## PROBLEM
Report each line of the entries that includes "HVAC" by copying it.

"""

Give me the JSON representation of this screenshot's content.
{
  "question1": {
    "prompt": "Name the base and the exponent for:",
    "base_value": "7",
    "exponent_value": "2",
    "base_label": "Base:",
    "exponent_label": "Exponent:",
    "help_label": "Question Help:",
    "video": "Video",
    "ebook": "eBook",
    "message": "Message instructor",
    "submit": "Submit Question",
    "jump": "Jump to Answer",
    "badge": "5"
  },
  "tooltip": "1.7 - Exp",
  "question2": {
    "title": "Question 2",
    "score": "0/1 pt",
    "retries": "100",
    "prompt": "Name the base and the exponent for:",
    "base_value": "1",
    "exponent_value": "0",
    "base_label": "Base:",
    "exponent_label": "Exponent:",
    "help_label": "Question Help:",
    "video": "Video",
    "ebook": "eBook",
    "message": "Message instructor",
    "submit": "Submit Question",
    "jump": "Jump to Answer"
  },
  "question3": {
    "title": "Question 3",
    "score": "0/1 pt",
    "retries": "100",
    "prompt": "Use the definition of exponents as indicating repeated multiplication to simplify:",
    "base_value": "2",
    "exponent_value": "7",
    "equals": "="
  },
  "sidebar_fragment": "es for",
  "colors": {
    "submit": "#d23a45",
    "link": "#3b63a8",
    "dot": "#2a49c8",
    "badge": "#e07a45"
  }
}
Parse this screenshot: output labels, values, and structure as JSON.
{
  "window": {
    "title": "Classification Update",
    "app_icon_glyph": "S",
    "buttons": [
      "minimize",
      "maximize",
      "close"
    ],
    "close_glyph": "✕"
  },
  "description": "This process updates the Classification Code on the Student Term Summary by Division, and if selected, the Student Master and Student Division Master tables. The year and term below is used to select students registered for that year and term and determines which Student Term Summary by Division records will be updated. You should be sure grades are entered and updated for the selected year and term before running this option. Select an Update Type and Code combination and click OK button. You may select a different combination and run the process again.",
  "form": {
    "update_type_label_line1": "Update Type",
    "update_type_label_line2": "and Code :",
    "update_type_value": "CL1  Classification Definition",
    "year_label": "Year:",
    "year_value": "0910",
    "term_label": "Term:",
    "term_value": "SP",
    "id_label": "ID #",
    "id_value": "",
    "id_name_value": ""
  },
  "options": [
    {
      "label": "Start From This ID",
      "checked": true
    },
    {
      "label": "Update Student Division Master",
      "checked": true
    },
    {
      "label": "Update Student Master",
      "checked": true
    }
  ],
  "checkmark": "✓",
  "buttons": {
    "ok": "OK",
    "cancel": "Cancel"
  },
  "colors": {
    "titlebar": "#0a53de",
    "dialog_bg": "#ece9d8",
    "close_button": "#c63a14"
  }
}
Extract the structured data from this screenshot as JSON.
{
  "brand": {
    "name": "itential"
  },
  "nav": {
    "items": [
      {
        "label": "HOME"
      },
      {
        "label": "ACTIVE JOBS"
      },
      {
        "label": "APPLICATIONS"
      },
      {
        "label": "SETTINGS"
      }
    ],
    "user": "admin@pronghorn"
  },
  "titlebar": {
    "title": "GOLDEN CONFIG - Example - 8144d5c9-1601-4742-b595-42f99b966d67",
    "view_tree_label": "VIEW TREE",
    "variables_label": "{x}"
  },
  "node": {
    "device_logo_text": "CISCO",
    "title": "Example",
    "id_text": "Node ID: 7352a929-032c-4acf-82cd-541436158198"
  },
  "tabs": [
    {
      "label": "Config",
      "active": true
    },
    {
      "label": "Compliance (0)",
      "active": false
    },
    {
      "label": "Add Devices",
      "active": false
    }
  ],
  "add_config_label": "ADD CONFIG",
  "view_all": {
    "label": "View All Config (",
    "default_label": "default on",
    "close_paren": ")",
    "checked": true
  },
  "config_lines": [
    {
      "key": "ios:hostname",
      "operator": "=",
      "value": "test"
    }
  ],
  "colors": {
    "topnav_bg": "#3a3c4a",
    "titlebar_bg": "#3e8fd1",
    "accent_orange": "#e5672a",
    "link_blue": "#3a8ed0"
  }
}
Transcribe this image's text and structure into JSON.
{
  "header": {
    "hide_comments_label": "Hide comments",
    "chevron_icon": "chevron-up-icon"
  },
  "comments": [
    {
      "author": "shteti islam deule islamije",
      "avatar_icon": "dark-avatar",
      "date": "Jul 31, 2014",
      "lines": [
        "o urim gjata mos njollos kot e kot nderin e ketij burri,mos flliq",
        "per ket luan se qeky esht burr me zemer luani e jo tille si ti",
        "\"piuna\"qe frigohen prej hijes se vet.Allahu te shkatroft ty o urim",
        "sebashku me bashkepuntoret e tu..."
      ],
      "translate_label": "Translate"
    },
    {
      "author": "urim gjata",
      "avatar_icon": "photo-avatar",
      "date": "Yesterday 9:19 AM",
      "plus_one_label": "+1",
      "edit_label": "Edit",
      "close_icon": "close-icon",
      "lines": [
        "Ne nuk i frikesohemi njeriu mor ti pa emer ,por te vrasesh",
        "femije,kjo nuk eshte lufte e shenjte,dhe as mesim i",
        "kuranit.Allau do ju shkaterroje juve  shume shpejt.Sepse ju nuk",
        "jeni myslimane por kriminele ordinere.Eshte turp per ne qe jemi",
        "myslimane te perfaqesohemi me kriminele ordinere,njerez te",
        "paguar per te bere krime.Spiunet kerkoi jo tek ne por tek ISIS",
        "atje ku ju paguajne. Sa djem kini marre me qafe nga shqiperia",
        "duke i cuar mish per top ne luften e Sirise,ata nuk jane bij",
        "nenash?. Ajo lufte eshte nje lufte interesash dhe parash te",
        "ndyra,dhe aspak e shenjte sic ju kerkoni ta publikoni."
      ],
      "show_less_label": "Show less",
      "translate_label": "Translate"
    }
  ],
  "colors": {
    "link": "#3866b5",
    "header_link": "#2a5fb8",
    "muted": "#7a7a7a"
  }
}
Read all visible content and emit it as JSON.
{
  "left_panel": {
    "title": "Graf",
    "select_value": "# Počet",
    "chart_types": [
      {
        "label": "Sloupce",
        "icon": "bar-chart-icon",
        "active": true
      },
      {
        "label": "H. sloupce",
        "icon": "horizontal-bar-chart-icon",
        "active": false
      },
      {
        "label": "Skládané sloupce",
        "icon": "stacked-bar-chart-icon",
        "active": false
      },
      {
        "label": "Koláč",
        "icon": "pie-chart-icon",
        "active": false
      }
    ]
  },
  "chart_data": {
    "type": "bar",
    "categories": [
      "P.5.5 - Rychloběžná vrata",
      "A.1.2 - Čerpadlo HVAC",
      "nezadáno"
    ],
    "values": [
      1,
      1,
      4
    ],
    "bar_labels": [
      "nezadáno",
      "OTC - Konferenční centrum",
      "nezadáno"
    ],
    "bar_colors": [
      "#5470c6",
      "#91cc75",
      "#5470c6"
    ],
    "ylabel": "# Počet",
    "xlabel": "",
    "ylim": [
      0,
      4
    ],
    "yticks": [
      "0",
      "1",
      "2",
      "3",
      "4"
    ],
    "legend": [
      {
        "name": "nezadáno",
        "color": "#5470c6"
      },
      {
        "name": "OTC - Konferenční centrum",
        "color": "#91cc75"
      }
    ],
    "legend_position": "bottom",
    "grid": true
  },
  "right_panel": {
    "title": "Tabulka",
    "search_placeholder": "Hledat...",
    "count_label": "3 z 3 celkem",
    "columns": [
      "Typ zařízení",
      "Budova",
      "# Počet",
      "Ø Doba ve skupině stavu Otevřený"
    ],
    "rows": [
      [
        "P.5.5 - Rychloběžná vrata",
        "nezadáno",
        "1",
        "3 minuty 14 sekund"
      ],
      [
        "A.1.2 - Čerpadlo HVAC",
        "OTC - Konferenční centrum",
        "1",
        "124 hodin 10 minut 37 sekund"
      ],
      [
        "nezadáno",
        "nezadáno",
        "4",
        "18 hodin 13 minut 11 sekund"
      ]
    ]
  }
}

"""

## FINISHED EXERCISE
      "A.1.2 - Čerpadlo HVAC",
        "A.1.2 - Čerpadlo HVAC",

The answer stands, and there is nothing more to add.